Friday, October 30, 2009

How I Bungled Bouchercon

By John Gilstrap

This year's Bouchercon in Indianapolis was a terrific event. It was extremely well organized, and I had the opportunity to participate on a terrific panel. Then I blew it. I missed my own book signing. How humiliating is that?

For as long as there have been conferences, signings have always followed panel appearances. I know this--I'm not a rookie, after all--but at Bouchercon, I forgot. In my own defense, my panel was in the last slot of the day, just hours after I had arrived in town. Apparently I had a lot on my mind. I dunno, maybe I'm just grasping at straws to make the simple reality of a brain fart more complicated than it really was. In any case, I forgot.

It wasn't till much later that evening, well after dinner, that a colleague approached me in the bar and asked why I had blown off my signing. "What signing?" I asked. Then, as soon as the words left my mouth, I got it. The signing that always follows a panel at Bouchercon. Damn.

I did my best to make amends the next day by visiting each of the booksellers the next morning and offering my apologies. I signed their stock, and begged them to spread the word to anyone who asked that I was terribly sorry for any inconvenience or disappointment I caused. I truly am sorry. Beyond that, I'm more than a little embarrassed.

A couple of days ago, I got a blistering email from a (former) fan who tore into me for having so little regard for my readers--the people who make or break my success. God love her, she had waited for me in the signing room, and when I didn't show, she was naturally put out. I get that, and I have reached out to her to make amends.

That email, though, raises an interesting point, I think: The fragility and intensity of the relationship an author creates with his or her readers. By offering our imaginations for scrutiny, we touch people, whether for good or ill. We invite them into our brains, if not a little bit into our lives. It's important to take that seriously.

And I bet you a hundred bucks that I'll never again forget that there's always a signing after a panel at Bouchercon.


  1. You’re right, John. I think the bond between author and reader is perhaps the most intimate of all the arts. With others such as paintings, the stage, sculpture, etc. there is an object or activity that can be viewed in space by all. Although each viewer can interpret a painting differently, it still exists as an object outside our heads. But with a book, the story takes place on a one-to-one basis inside the reader’s mind, not on the page. As much as we writers crave acceptance as we share our words with another human, it can easily become an intimate relationship that can turn on us at any moment. Tricky stuff.

  2. I, however, made a few bucks on my "I Came to Bouchercon to Meet John Gilstrap and All I Got Was This Lousy Tee-Shirt" concession.

    That said, what do you know--authors are human.
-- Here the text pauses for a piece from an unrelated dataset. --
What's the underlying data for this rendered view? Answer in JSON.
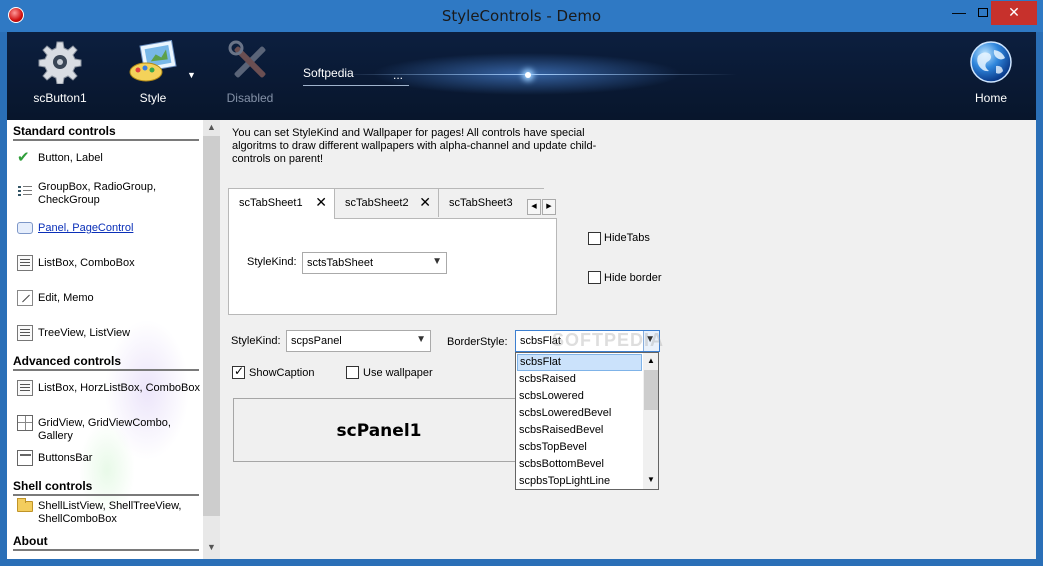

The readers who write to you (even angrily) care most, and I'm sure your communication will salve the wounds.

  3. That reminds me of a conference in Miami--I was sitting in the audience waiting for the panel to start, when the moderator said, "And this is where Kathryn Lilley was supposed to be sitting." I raised my hand in confusion and said, "I'm Kathryn Lilley!" Turns out I'd been assigned to two panels but had only been told about one of them. Blushing, I got out of my seat and scurried to take my seat at the table. Fortunately the panel topic was near and dear to my heart, so I was actually able to wing the session with zero preparation. And I think I managed to recover somewhat gracefully by making a joke. But I felt like a total idiot!

  4. Just be glad it wasn't an anime convention. Those guys come dressed like "rogue warriors" dressed with spikes on their clothes and hair carrying big swords and axes and hickory sticks with fake gems on the top. You really don't want to put one of them off, things might've gotten rather ugly then.

    of course most of the weapons are fake cardboard things, but can you imagine the papercut from a five foot cardboard scimitar?

  5. p.s. Offer to name your next book's hot-looking female lead after the offended reader. You'll be back in her good graces forevermore.

  6. Wow, good thing I got you to sign my book in the Continuous Conversation. I would have been devastated.

  7. Twenty years ago I had tenth row tickets to see Guns N Roses in Chicago. They cancelled the show after a pitiful little riot erupted in St. Louis. I have yet to forgive them . . . The fan/artist relationship is indeed intense . . .

    Back to reality. I would have been quite disappointed to have missed you at the signing. However, an ugly email is just rude and crude and unwarranted. Thank goodness is was just a brain-bubble and not an emergency that kept you away! But then, I have my signed copy, so I can be smug.

    Can't wait for the next book!


  8. If it makes you feel any better, John, I nearly forgot an entire panel at a conference once. Great seeing you at bcon, even if you didn't sign my book, ya bastard ;)

  9. John, How about when you do go to the signing and nobody approaches you? Do you get to send nasty e-mails to a fan and castigate them for not showing up? Seriously, I'd be willing to bet you thought you heard someone ringing a bell in the bar.

    Seriously, I know that nobody (except maybe Pia Zadora) appreciates fans more than you do.

  10. I bet that was almost as bad as the time a fan showed up at your room wearing a prom dress hoping you'd take her to the banquet. Que Psycho shower screeches.